What language controls when you have a dual-language contract?  If both languages say the same one language controls, that one language will control. If both the English language and the Chinese language portions say the Chinese language portion controls, the Chinese language portion will control. Similarly, if both the Chinese language and the English language portions say the English language portion controls, the English language portion will control. These are the easy and safe examples.

It is everything else that so often cause problems for American and European and Australian companies in  trouble.

If both your English language and your Chinese language portions are silent as to which portion controls, the Chinese language portion will control in Chinese courts and in China arbitrations. In real life this means that if the English language portion of your joint venture contract says that you get 10 percent of the joint venture’s revenue  but the Chinese portion says you get 10 percent of the profits (which will of course be way less than revenues) you will have no legal basis for claiming anything more than 10 percent of the profits. Not surprisingly it is joint venture contracts and licensing agreements where our China lawyers most often see this sort of meaningful dichotomy between the English and the Chinese portions of the contract.

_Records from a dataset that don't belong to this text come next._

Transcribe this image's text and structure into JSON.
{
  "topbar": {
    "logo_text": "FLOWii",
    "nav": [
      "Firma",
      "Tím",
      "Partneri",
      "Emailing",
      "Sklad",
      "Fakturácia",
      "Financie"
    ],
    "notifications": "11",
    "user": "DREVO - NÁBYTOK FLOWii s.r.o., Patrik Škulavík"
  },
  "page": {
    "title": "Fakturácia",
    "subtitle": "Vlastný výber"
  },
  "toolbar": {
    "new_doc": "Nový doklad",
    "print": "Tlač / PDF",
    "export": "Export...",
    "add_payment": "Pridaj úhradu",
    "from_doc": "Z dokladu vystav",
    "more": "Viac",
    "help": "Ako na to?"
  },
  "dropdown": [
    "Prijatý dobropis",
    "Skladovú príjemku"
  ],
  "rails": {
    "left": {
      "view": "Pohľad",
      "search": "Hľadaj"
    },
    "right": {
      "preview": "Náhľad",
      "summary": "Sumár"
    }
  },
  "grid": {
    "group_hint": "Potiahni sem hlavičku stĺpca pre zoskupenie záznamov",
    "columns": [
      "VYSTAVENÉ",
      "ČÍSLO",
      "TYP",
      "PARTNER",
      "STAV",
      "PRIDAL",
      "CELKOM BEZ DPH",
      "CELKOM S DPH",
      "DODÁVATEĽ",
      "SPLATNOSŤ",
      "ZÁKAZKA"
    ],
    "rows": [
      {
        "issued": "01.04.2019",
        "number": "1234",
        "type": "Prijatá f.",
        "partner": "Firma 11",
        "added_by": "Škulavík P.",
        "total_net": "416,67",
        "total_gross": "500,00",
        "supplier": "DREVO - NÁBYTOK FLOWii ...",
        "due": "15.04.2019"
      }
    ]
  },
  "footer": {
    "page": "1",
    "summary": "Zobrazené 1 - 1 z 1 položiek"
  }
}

Of the hundreds of dual language contracts proposed by Chinese companies and reviewed by one of my firm’s China attorneys, we’ve never seen a single one where the Chinese portion was less favorable to the Chinese company than the English portion. But we’ve seen plenty where the Chinese portion is better or much better for the Chinese company than the English portion. Chinese companies love using a contract with an English portion that is more favorable to the foreign company than the Chinese portion and then relying on the English speaking company to assume that the English language portion will control.

But what if the English language portion explicitly states that it will control? This works right? Not necessarily. If the Chinese language portion also explicitly states that it will control, the Chinese language portion will control under Chinese law. If the Chinese language portion is silent or says that the English language portion controls, the English language portion will control.

As we noted in China Contracts: Make Them Enforceable Or Don’t Bother, it usually makes sense to draft contracts with Chinese companies in Chinese with an English language translation. But this also requires that if that contract is going to be enforced in China (as should usually be the case), you absolutely positively need to be certain that you know exactly what the Chinese language portion of that contract actually says. No matter what the English language portion of your contract says, it behooves you to know exactly what the Chinese language portion says as well.

This article was written by Dan Harris and published on China Law Blog. Original Post: https://www.chinalawblog.com/2018/04/dual-language-china-contracts-dont-get-fooled.html      

View the original article here.

Dan Harris

Dan Harris is internationally regarded as a leading authority on legal matters related to doing business in China and in other emerging economies in Asia. Forbes Magazine, Business Week, Fortune Magazine, BBC News, The Wall Street Journal, The Washington Post, The Economist, CNBC, The New York Times, and many other major media players, have looked to him for his perspective on international law issues.